This is an interesting week. Today the D.C. District Court of Appeals is hearing oral arguments on challenges to the Environmental Protection Agency’s Clean Power Plan (CPP), and earlier this week the participating states of the Regional Greenhouse Gas Initiative (RGGI) released their annual report tracking the cumulative investments of auction proceeds.
Energy isn’t free – and individuals often have to take extreme measures to afford the cost when utility bills get out of control, sometimes even sacrificing basic comfort to reduce energy use. But that doesn’t have to be the case. That’s where energy efficiency comes in – by reducing monthly utility costs without sacrificing home comfort.
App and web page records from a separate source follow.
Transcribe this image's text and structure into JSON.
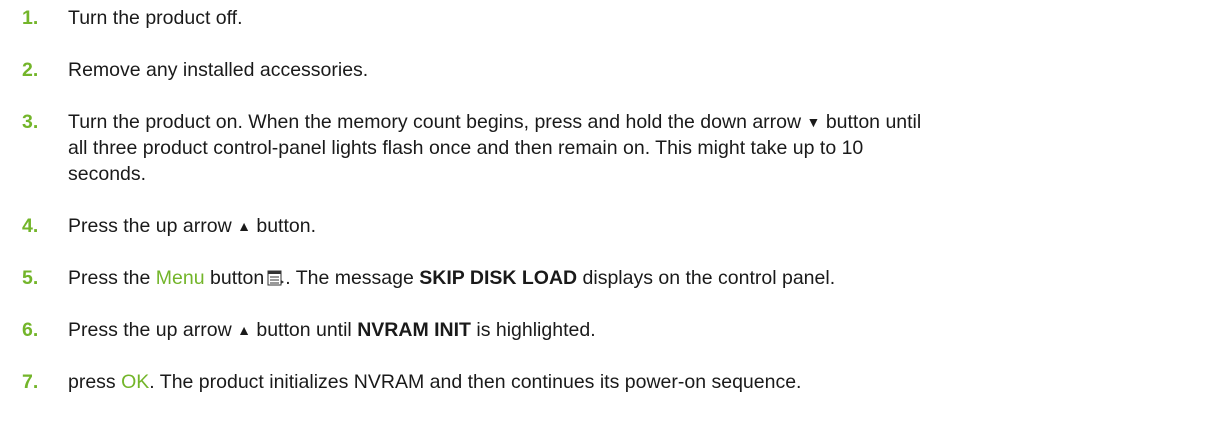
{
  "accent_color": "#73b52a",
  "steps": [
    {
      "num": "1.",
      "text": "Turn the product off."
    },
    {
      "num": "2.",
      "text": "Remove any installed accessories."
    },
    {
      "num": "3.",
      "text_a": "Turn the product on. When the memory count begins, press and hold the down arrow",
      "down_glyph": "▼",
      "text_b": "button until",
      "text_c": "all three product control-panel lights flash once and then remain on. This might take up to 10",
      "text_d": "seconds."
    },
    {
      "num": "4.",
      "text_a": "Press the up arrow",
      "up_glyph": "▲",
      "text_b": "button."
    },
    {
      "num": "5.",
      "text_a": "Press the",
      "menu_label": "Menu",
      "text_b": "button",
      "text_c": ". The message",
      "message": "SKIP DISK LOAD",
      "text_d": "displays on the control panel.",
      "icon": "menu-icon"
    },
    {
      "num": "6.",
      "text_a": "Press the up arrow",
      "up_glyph": "▲",
      "text_b": "button until",
      "highlight": "NVRAM INIT",
      "text_c": "is highlighted."
    },
    {
      "num": "7.",
      "text_a": "press",
      "ok_label": "OK",
      "text_b": ". The product initializes NVRAM and then continues its power-on sequence."
    }
  ]
}
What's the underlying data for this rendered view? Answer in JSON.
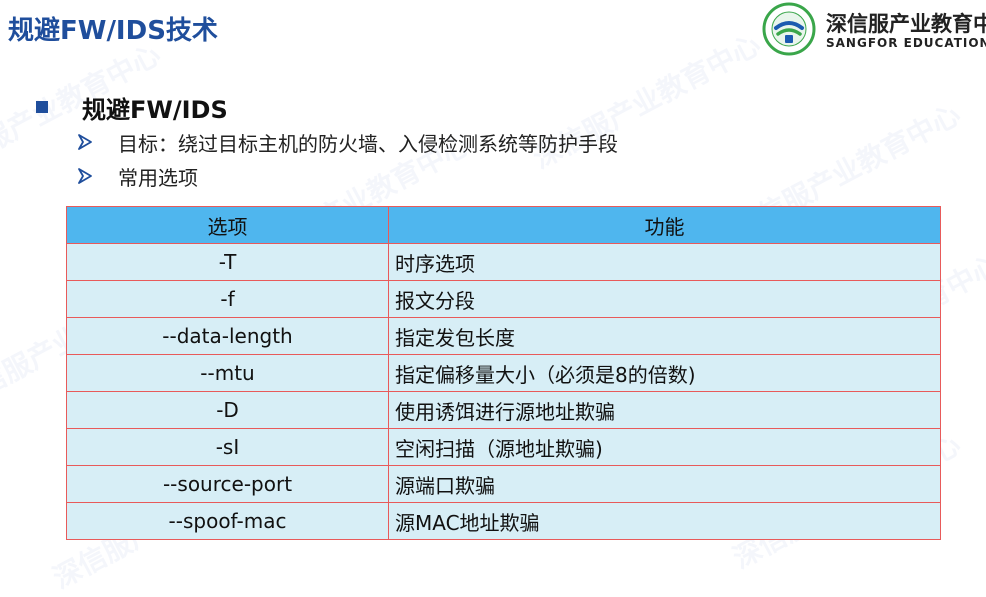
{
  "slide_title": "规避FW/IDS技术",
  "logo": {
    "cn_name": "深信服产业教育中",
    "en_name": "SANGFOR EDUCATION CEN",
    "colors": {
      "green": "#3aa64a",
      "blue": "#1c5bb0"
    }
  },
  "watermark": {
    "cn": "深信服产业教育中心",
    "en": "SANGFOR EDUCATION CENTER"
  },
  "section": {
    "heading": "规避FW/IDS",
    "bullets": [
      "目标：绕过目标主机的防火墙、入侵检测系统等防护手段",
      "常用选项"
    ]
  },
  "table": {
    "headers": [
      "选项",
      "功能"
    ],
    "rows": [
      {
        "option": "-T",
        "function": "时序选项"
      },
      {
        "option": "-f",
        "function": "报文分段"
      },
      {
        "option": "--data-length",
        "function": "指定发包长度"
      },
      {
        "option": "--mtu",
        "function": "指定偏移量大小（必须是8的倍数)"
      },
      {
        "option": "-D",
        "function": "使用诱饵进行源地址欺骗"
      },
      {
        "option": "-sI",
        "function": "空闲扫描（源地址欺骗)"
      },
      {
        "option": "--source-port",
        "function": "源端口欺骗"
      },
      {
        "option": "--spoof-mac",
        "function": "源MAC地址欺骗"
      }
    ],
    "colors": {
      "header_bg": "#4fb6ee",
      "row_bg": "#d7eef6",
      "border": "#e85a5a"
    }
  },
  "theme": {
    "title_color": "#1f4e9c",
    "bullet_color": "#1f4e9c"
  }
}
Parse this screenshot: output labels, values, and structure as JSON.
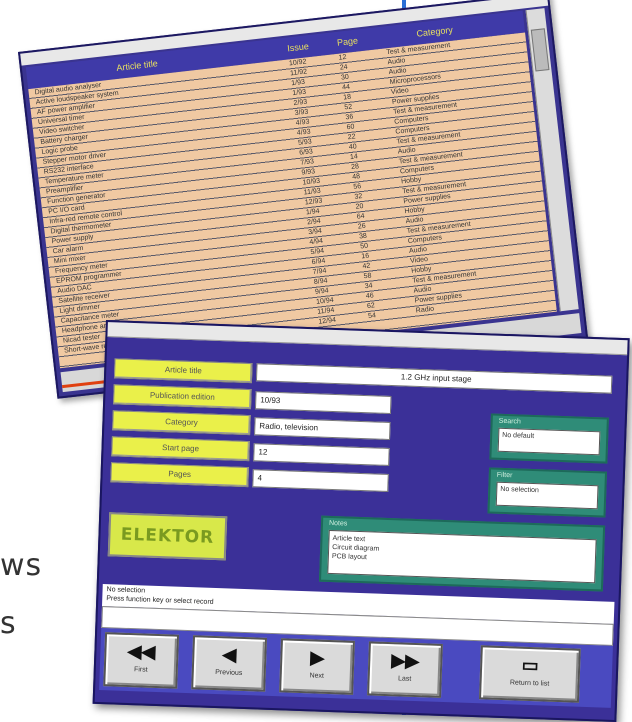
{
  "side_text": {
    "line1": "ws",
    "line2": "s"
  },
  "list_window": {
    "columns": [
      "Article title",
      "Issue",
      "Page",
      "Category"
    ],
    "rows": [
      [
        "Digital audio analyser",
        "10/92",
        "12",
        "Test & measurement"
      ],
      [
        "Active loudspeaker system",
        "11/92",
        "24",
        "Audio"
      ],
      [
        "AF power amplifier",
        "1/93",
        "30",
        "Audio"
      ],
      [
        "Universal timer",
        "1/93",
        "44",
        "Microprocessors"
      ],
      [
        "Video switcher",
        "2/93",
        "18",
        "Video"
      ],
      [
        "Battery charger",
        "3/93",
        "52",
        "Power supplies"
      ],
      [
        "Logic probe",
        "4/93",
        "36",
        "Test & measurement"
      ],
      [
        "Stepper motor driver",
        "4/93",
        "60",
        "Computers"
      ],
      [
        "RS232 interface",
        "5/93",
        "22",
        "Computers"
      ],
      [
        "Temperature meter",
        "6/93",
        "40",
        "Test & measurement"
      ],
      [
        "Preamplifier",
        "7/93",
        "14",
        "Audio"
      ],
      [
        "Function generator",
        "9/93",
        "28",
        "Test & measurement"
      ],
      [
        "PC I/O card",
        "10/93",
        "48",
        "Computers"
      ],
      [
        "Infra-red remote control",
        "11/93",
        "56",
        "Hobby"
      ],
      [
        "Digital thermometer",
        "12/93",
        "32",
        "Test & measurement"
      ],
      [
        "Power supply",
        "1/94",
        "20",
        "Power supplies"
      ],
      [
        "Car alarm",
        "2/94",
        "64",
        "Hobby"
      ],
      [
        "Mini mixer",
        "3/94",
        "26",
        "Audio"
      ],
      [
        "Frequency meter",
        "4/94",
        "38",
        "Test & measurement"
      ],
      [
        "EPROM programmer",
        "5/94",
        "50",
        "Computers"
      ],
      [
        "Audio DAC",
        "6/94",
        "16",
        "Audio"
      ],
      [
        "Satellite receiver",
        "7/94",
        "42",
        "Video"
      ],
      [
        "Light dimmer",
        "8/94",
        "58",
        "Hobby"
      ],
      [
        "Capacitance meter",
        "9/94",
        "34",
        "Test & measurement"
      ],
      [
        "Headphone amplifier",
        "10/94",
        "46",
        "Audio"
      ],
      [
        "Nicad tester",
        "11/94",
        "62",
        "Power supplies"
      ],
      [
        "Short-wave receiver",
        "12/94",
        "54",
        "Radio"
      ]
    ]
  },
  "form_window": {
    "fields": [
      {
        "label": "Article title",
        "value": "1.2 GHz input stage"
      },
      {
        "label": "Publication edition",
        "value": "10/93"
      },
      {
        "label": "Category",
        "value": "Radio, television"
      },
      {
        "label": "Start page",
        "value": "12"
      },
      {
        "label": "Pages",
        "value": "4"
      }
    ],
    "box1": {
      "title": "Search",
      "value": "No default"
    },
    "box2": {
      "title": "Filter",
      "value": "No selection"
    },
    "box3": {
      "title": "Notes",
      "lines": [
        "Article text",
        "Circuit diagram",
        "PCB layout"
      ]
    },
    "logo": "ELEKTOR",
    "status_lines": [
      "No selection",
      "Press function key or select record"
    ],
    "buttons": [
      {
        "icon": "◀◀",
        "label": "First"
      },
      {
        "icon": "◀",
        "label": "Previous"
      },
      {
        "icon": "▶",
        "label": "Next"
      },
      {
        "icon": "▶▶",
        "label": "Last"
      },
      {
        "icon": "▭",
        "label": "Return to list"
      }
    ]
  }
}
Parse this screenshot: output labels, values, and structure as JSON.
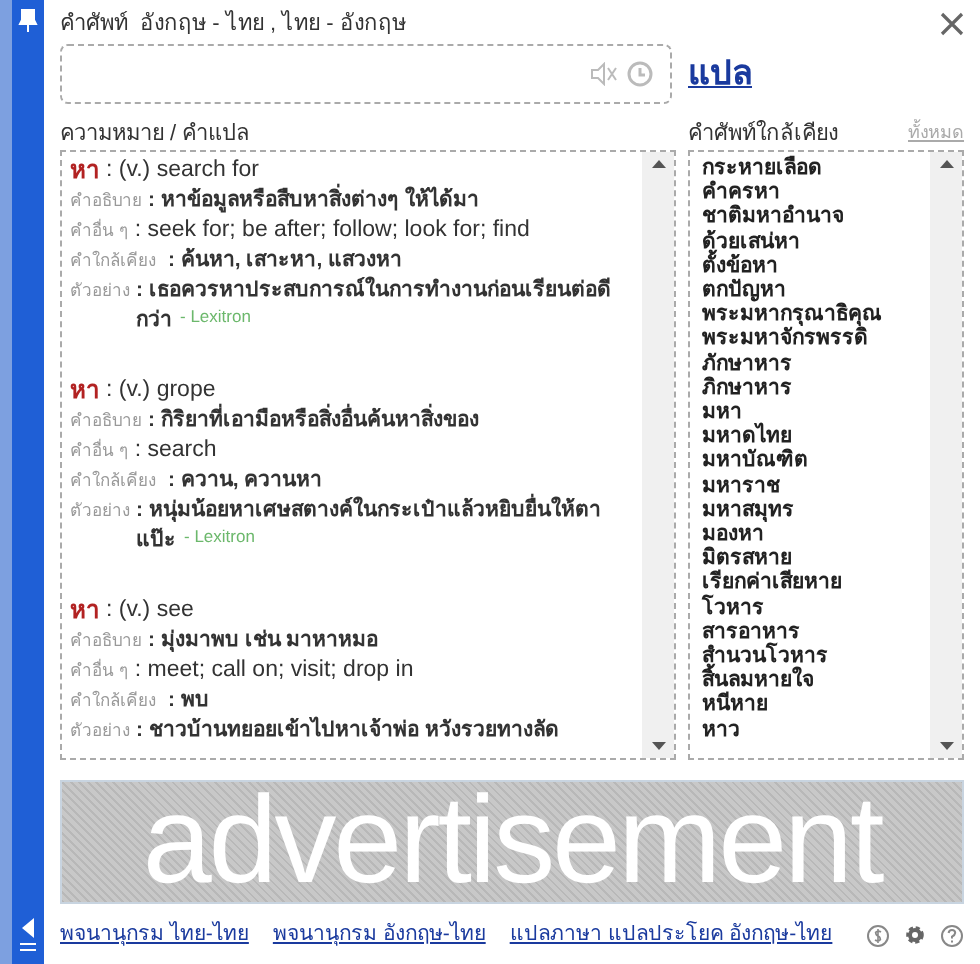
{
  "window": {
    "title": "คำศัพท์  อังกฤษ - ไทย , ไทย - อังกฤษ"
  },
  "search": {
    "translate_link": "แปล"
  },
  "meanings": {
    "heading": "ความหมาย / คำแปล",
    "entries": [
      {
        "word": "หา",
        "gloss": ": (v.) search for",
        "fields": [
          {
            "label": "คำอธิบาย",
            "value": ": หาข้อมูลหรือสืบหาสิ่งต่างๆ ให้ได้มา",
            "kind": "thai"
          },
          {
            "label": "คำอื่น ๆ",
            "value": ": seek for; be after; follow; look for; find",
            "kind": "english"
          },
          {
            "label": "คำใกล้เคียง",
            "value": ": ค้นหา, เสาะหา, แสวงหา",
            "kind": "thai"
          },
          {
            "label": "ตัวอย่าง",
            "value": ": เธอควรหาประสบการณ์ในการทำงานก่อนเรียนต่อดีกว่า",
            "kind": "thai"
          }
        ],
        "source": "- Lexitron"
      },
      {
        "word": "หา",
        "gloss": ": (v.) grope",
        "fields": [
          {
            "label": "คำอธิบาย",
            "value": ": กิริยาที่เอามือหรือสิ่งอื่นค้นหาสิ่งของ",
            "kind": "thai"
          },
          {
            "label": "คำอื่น ๆ",
            "value": ": search",
            "kind": "english"
          },
          {
            "label": "คำใกล้เคียง",
            "value": ": ควาน, ควานหา",
            "kind": "thai"
          },
          {
            "label": "ตัวอย่าง",
            "value": ": หนุ่มน้อยหาเศษสตางค์ในกระเป๋าแล้วหยิบยื่นให้ตาแป๊ะ",
            "kind": "thai"
          }
        ],
        "source": "- Lexitron"
      },
      {
        "word": "หา",
        "gloss": ": (v.) see",
        "fields": [
          {
            "label": "คำอธิบาย",
            "value": ": มุ่งมาพบ เช่น มาหาหมอ",
            "kind": "thai"
          },
          {
            "label": "คำอื่น ๆ",
            "value": ": meet; call on; visit; drop in",
            "kind": "english"
          },
          {
            "label": "คำใกล้เคียง",
            "value": ": พบ",
            "kind": "thai"
          },
          {
            "label": "ตัวอย่าง",
            "value": ": ชาวบ้านทยอยเข้าไปหาเจ้าพ่อ หวังรวยทางลัด",
            "kind": "thai"
          }
        ]
      }
    ]
  },
  "related": {
    "heading": "คำศัพท์ใกล้เคียง",
    "all_link": "ทั้งหมด",
    "items": [
      "กระหายเลือด",
      "คำครหา",
      "ชาติมหาอำนาจ",
      "ด้วยเสน่หา",
      "ตั้งข้อหา",
      "ตกปัญหา",
      "พระมหากรุณาธิคุณ",
      "พระมหาจักรพรรดิ",
      "ภักษาหาร",
      "ภิกษาหาร",
      "มหา",
      "มหาดไทย",
      "มหาบัณฑิต",
      "มหาราช",
      "มหาสมุทร",
      "มองหา",
      "มิตรสหาย",
      "เรียกค่าเสียหาย",
      "โวหาร",
      "สารอาหาร",
      "สำนวนโวหาร",
      "สิ้นลมหายใจ",
      "หนีหาย",
      "หาว"
    ]
  },
  "ad": {
    "text": "advertisement"
  },
  "footer": {
    "links": [
      "พจนานุกรม ไทย-ไทย",
      "พจนานุกรม อังกฤษ-ไทย",
      "แปลภาษา แปลประโยค อังกฤษ-ไทย"
    ]
  }
}
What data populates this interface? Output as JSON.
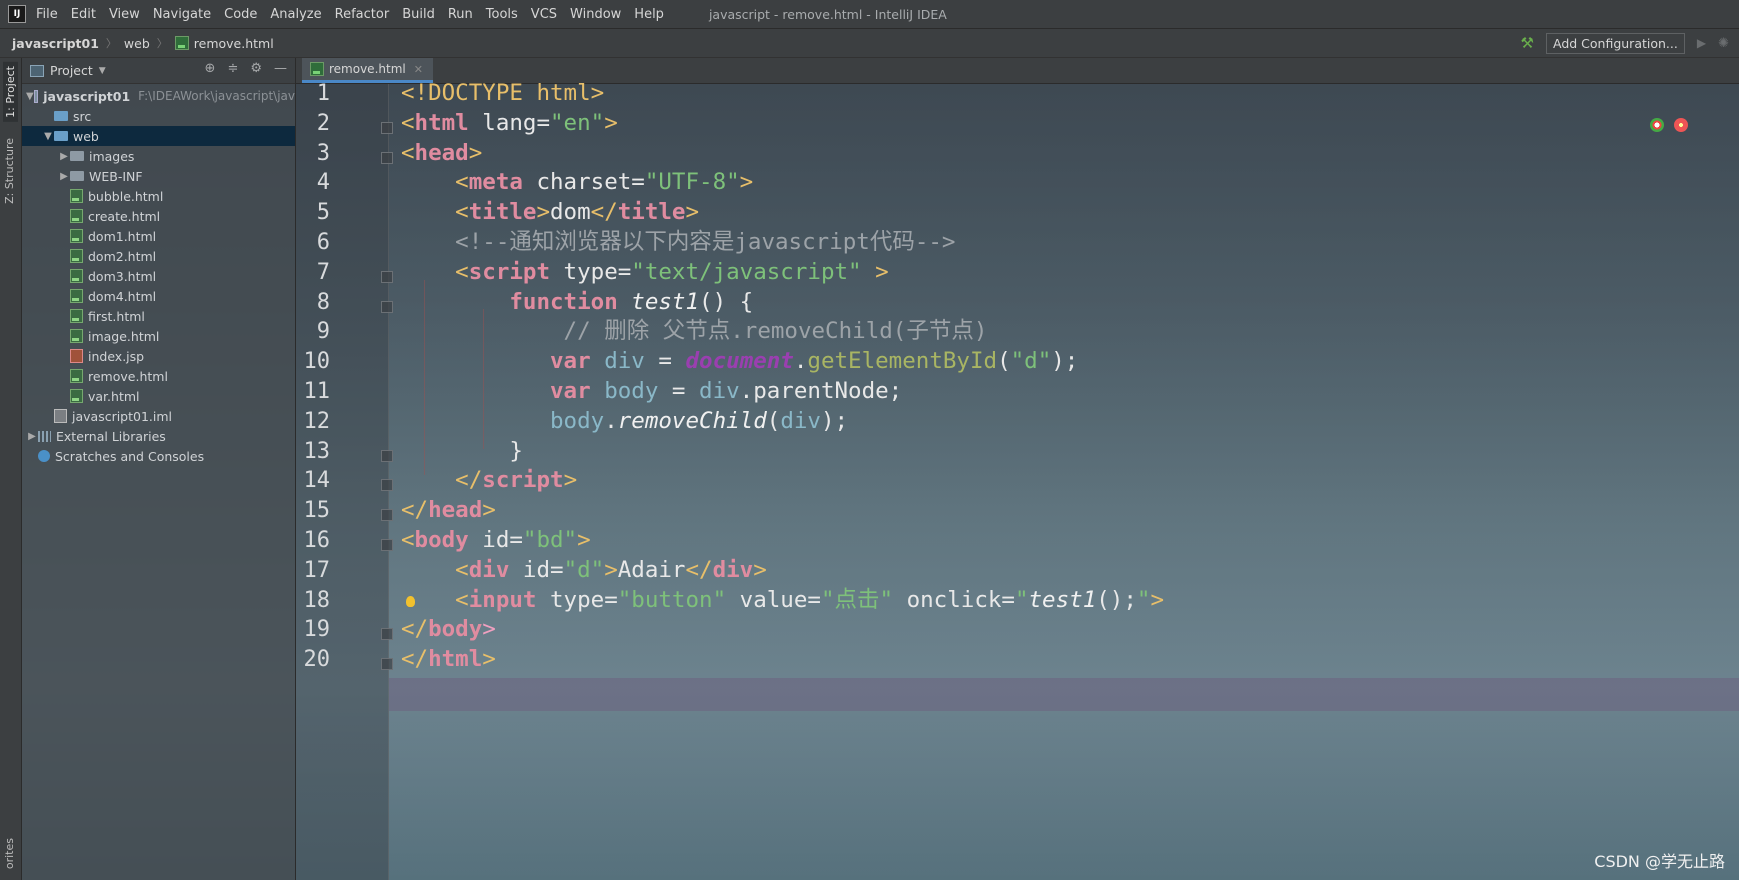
{
  "menubar": {
    "items": [
      "File",
      "Edit",
      "View",
      "Navigate",
      "Code",
      "Analyze",
      "Refactor",
      "Build",
      "Run",
      "Tools",
      "VCS",
      "Window",
      "Help"
    ],
    "window_title": "javascript - remove.html - IntelliJ IDEA"
  },
  "navbar": {
    "crumbs": [
      "javascript01",
      "web",
      "remove.html"
    ],
    "add_configuration": "Add Configuration..."
  },
  "left_strip": {
    "project_tab": "1: Project",
    "structure_tab": "Z: Structure",
    "favorites_tab": "orites"
  },
  "project_panel": {
    "title": "Project",
    "tree": [
      {
        "label": "javascript01",
        "path": "F:\\IDEAWork\\javascript\\jav",
        "type": "module",
        "indent": 0,
        "expanded": true
      },
      {
        "label": "src",
        "type": "folder-blue",
        "indent": 1
      },
      {
        "label": "web",
        "type": "folder-blue",
        "indent": 1,
        "expanded": true,
        "selected": true
      },
      {
        "label": "images",
        "type": "folder",
        "indent": 2,
        "collapsed": true
      },
      {
        "label": "WEB-INF",
        "type": "folder",
        "indent": 2,
        "collapsed": true
      },
      {
        "label": "bubble.html",
        "type": "html",
        "indent": 2
      },
      {
        "label": "create.html",
        "type": "html",
        "indent": 2
      },
      {
        "label": "dom1.html",
        "type": "html",
        "indent": 2
      },
      {
        "label": "dom2.html",
        "type": "html",
        "indent": 2
      },
      {
        "label": "dom3.html",
        "type": "html",
        "indent": 2
      },
      {
        "label": "dom4.html",
        "type": "html",
        "indent": 2
      },
      {
        "label": "first.html",
        "type": "html",
        "indent": 2
      },
      {
        "label": "image.html",
        "type": "html",
        "indent": 2
      },
      {
        "label": "index.jsp",
        "type": "jsp",
        "indent": 2
      },
      {
        "label": "remove.html",
        "type": "html",
        "indent": 2
      },
      {
        "label": "var.html",
        "type": "html",
        "indent": 2
      },
      {
        "label": "javascript01.iml",
        "type": "iml",
        "indent": 1
      },
      {
        "label": "External Libraries",
        "type": "lib",
        "indent": 0,
        "collapsed": true
      },
      {
        "label": "Scratches and Consoles",
        "type": "scratch",
        "indent": 0
      }
    ]
  },
  "editor": {
    "tab_label": "remove.html",
    "line_numbers": [
      "1",
      "2",
      "3",
      "4",
      "5",
      "6",
      "7",
      "8",
      "9",
      "10",
      "11",
      "12",
      "13",
      "14",
      "15",
      "16",
      "17",
      "18",
      "19",
      "20"
    ],
    "lines": [
      [
        [
          "tag",
          "<!DOCTYPE html>"
        ]
      ],
      [
        [
          "tag",
          "<"
        ],
        [
          "kw",
          "html"
        ],
        [
          "attr",
          " lang="
        ],
        [
          "str",
          "\"en\""
        ],
        [
          "tag",
          ">"
        ]
      ],
      [
        [
          "tag",
          "<"
        ],
        [
          "kw",
          "head"
        ],
        [
          "tag",
          ">"
        ]
      ],
      [
        [
          "tag",
          "    <"
        ],
        [
          "kw",
          "meta"
        ],
        [
          "attr",
          " charset="
        ],
        [
          "str",
          "\"UTF-8\""
        ],
        [
          "tag",
          ">"
        ]
      ],
      [
        [
          "tag",
          "    <"
        ],
        [
          "kw",
          "title"
        ],
        [
          "tag",
          ">"
        ],
        [
          "tagname",
          "dom"
        ],
        [
          "tag",
          "</"
        ],
        [
          "kw",
          "title"
        ],
        [
          "tag",
          ">"
        ]
      ],
      [
        [
          "cmt",
          "    <!--通知浏览器以下内容是javascript代码-->"
        ]
      ],
      [
        [
          "tag",
          "    <"
        ],
        [
          "kw",
          "script"
        ],
        [
          "attr",
          " type="
        ],
        [
          "str",
          "\"text/javascript\""
        ],
        [
          "attr",
          " "
        ],
        [
          "tag",
          ">"
        ]
      ],
      [
        [
          "kw",
          "        function"
        ],
        [
          "attr",
          " "
        ],
        [
          "fn",
          "test1"
        ],
        [
          "attr",
          "() {"
        ]
      ],
      [
        [
          "cmt",
          "            // 删除 父节点.removeChild(子节点)"
        ]
      ],
      [
        [
          "kw",
          "           var"
        ],
        [
          "ident",
          " div"
        ],
        [
          "attr",
          " = "
        ],
        [
          "docref",
          "document"
        ],
        [
          "attr",
          "."
        ],
        [
          "method",
          "getElementById"
        ],
        [
          "attr",
          "("
        ],
        [
          "str",
          "\"d\""
        ],
        [
          "attr",
          ");"
        ]
      ],
      [
        [
          "kw",
          "           var"
        ],
        [
          "ident",
          " body"
        ],
        [
          "attr",
          " = "
        ],
        [
          "ident",
          "div"
        ],
        [
          "attr",
          ".parentNode;"
        ]
      ],
      [
        [
          "ident",
          "           body"
        ],
        [
          "attr",
          "."
        ],
        [
          "fn",
          "removeChild"
        ],
        [
          "attr",
          "("
        ],
        [
          "ident",
          "div"
        ],
        [
          "attr",
          ");"
        ]
      ],
      [
        [
          "attr",
          "        }"
        ]
      ],
      [
        [
          "tag",
          "    </"
        ],
        [
          "kw",
          "script"
        ],
        [
          "tag",
          ">"
        ]
      ],
      [
        [
          "tag",
          "</"
        ],
        [
          "kw",
          "head"
        ],
        [
          "tag",
          ">"
        ]
      ],
      [
        [
          "tag",
          "<"
        ],
        [
          "kw",
          "body"
        ],
        [
          "attr",
          " id="
        ],
        [
          "str",
          "\"bd\""
        ],
        [
          "tag",
          ">"
        ]
      ],
      [
        [
          "tag",
          "    <"
        ],
        [
          "kw",
          "div"
        ],
        [
          "attr",
          " id="
        ],
        [
          "str",
          "\"d\""
        ],
        [
          "tag",
          ">"
        ],
        [
          "tagname",
          "Adair"
        ],
        [
          "tag",
          "</"
        ],
        [
          "kw",
          "div"
        ],
        [
          "tag",
          ">"
        ]
      ],
      [
        [
          "tag",
          "    <"
        ],
        [
          "kw",
          "input"
        ],
        [
          "attr",
          " type="
        ],
        [
          "str",
          "\"button\""
        ],
        [
          "attr",
          " value="
        ],
        [
          "str",
          "\"点击\""
        ],
        [
          "attr",
          " onclick="
        ],
        [
          "str",
          "\""
        ],
        [
          "fn",
          "test1"
        ],
        [
          "attr",
          "();"
        ],
        [
          "str",
          "\""
        ],
        [
          "tag",
          ">"
        ]
      ],
      [
        [
          "tag",
          "</"
        ],
        [
          "kw",
          "body"
        ],
        [
          "pink",
          ">"
        ]
      ],
      [
        [
          "tag",
          "</"
        ],
        [
          "kw",
          "html"
        ],
        [
          "tag",
          ">"
        ]
      ]
    ]
  },
  "watermark": "CSDN @学无止路",
  "colors": {
    "tag": "#e8bf6a",
    "keyword": "#e08ca0",
    "string": "#7ec17a",
    "comment": "#9da3a8"
  }
}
And for Regis Borsari, the idea of using less energy to do more couldn’t ring more true.
Since the creation of the electric grid, when you flipped on your light switch, pretty much the same thing happened: a power plant somewhere in the distance sent electricity over a bunch of wires that eventually made it to your house and lit up the light bulb. The more lights you, or your city, or your state, turned on, the more power plants and wires were built. And when lights were followed by air conditioners, televisions and computers, the solution was the same: build more power plants and wires to carry more power from source to sink.
One of the most important pillars of our work here at the Alliance to Save Energy is our Associate membership, who represent nearly 130 companies and organizations actively working to advance energy efficiency in their respective sectors. Read on to learn about the concrete ways our Associates are making real advancements in Boston’s energy efficiency.
The Massachusetts Bay Transportation Authority (MBTA), which operates bus, subway, railway and ferry routes in and around the Boston metro area, knew it wanted to cut back on energy costs. (The MBTA spends $42.5 million a year on electricity and is Massachusetts’ largest electricity consumer.) There was just one problem: lacking a system-wide view of operations, they weren’t sure where to begin.
On July 19, during the Alliance to Save Energy’s EE Noon webinar, we posed the following question: What if you could determine the efficiency capability of your building by measuring how it uses energy? Well, actually, you can: ASHRAE has created a building energy rating program – the Building Energy Quotient (Building EQ) – that can determine your building’s energy performance based on its potential and actual performance. The process involves an audit completed by an experienced practitioner using ASHRAE’s methodology.
In many parts of the United States, this summer has been hotter than average – and energy bills have been soaring as a result. With heating and cooling costs typically accounting for almost half of the average utility bill, homeowners and business owners would be wise to seek out energy-saving tactics for the remainder of the summer. From simple DIY tricks to energy-efficient appliances, there are dozens of adjustments that you can make to reduce your energy bills. Here are a few favorites to help you finish out the summer strong.
In addition to the Senate building energy codes provisions, there are many other sections of the two energy bills worth noting for their potential to improve energy efficiency across sectors and boost U.S. energy productivity. Today, let us take a look at another element of the bills: the energy-water nexus. The “nexus” terminology is widely used to convey the idea that human water and energy consumption are inextricably linked. As with many other Alliance priorities, energy-water efficiency policies currently enjoy significant bipartisan support, which we think will help bring House and Senate negotiators together during the energy bill conference.
The State Policy Opportunity Tracker (SPOT) for Clean Energy is a first-of-its-kind database that enables users to quickly identify existing clean energy policies across states – and to “spot” policy gaps. This easy-to-use and free resource was developed by the Center for the New Energy Economy at Colorado State University in partnership with The Nature Conservancy.
Energy policy has been a major issue of the 114th Congress. As you read this post, two competing energy bills – one passed by the House of Representatives, the other by the Senate – are being negotiated by leaders engaged in a conference committee. Conferees, and especially their top staff, are working hard to sort out the differences between the two. Both bills address energy efficiency – and for good reason: improving energy efficiency is the easiest, least expensive, most cost-effective and cleanest way to boost our productivity, create jobs and reduce dependence on foreign oil.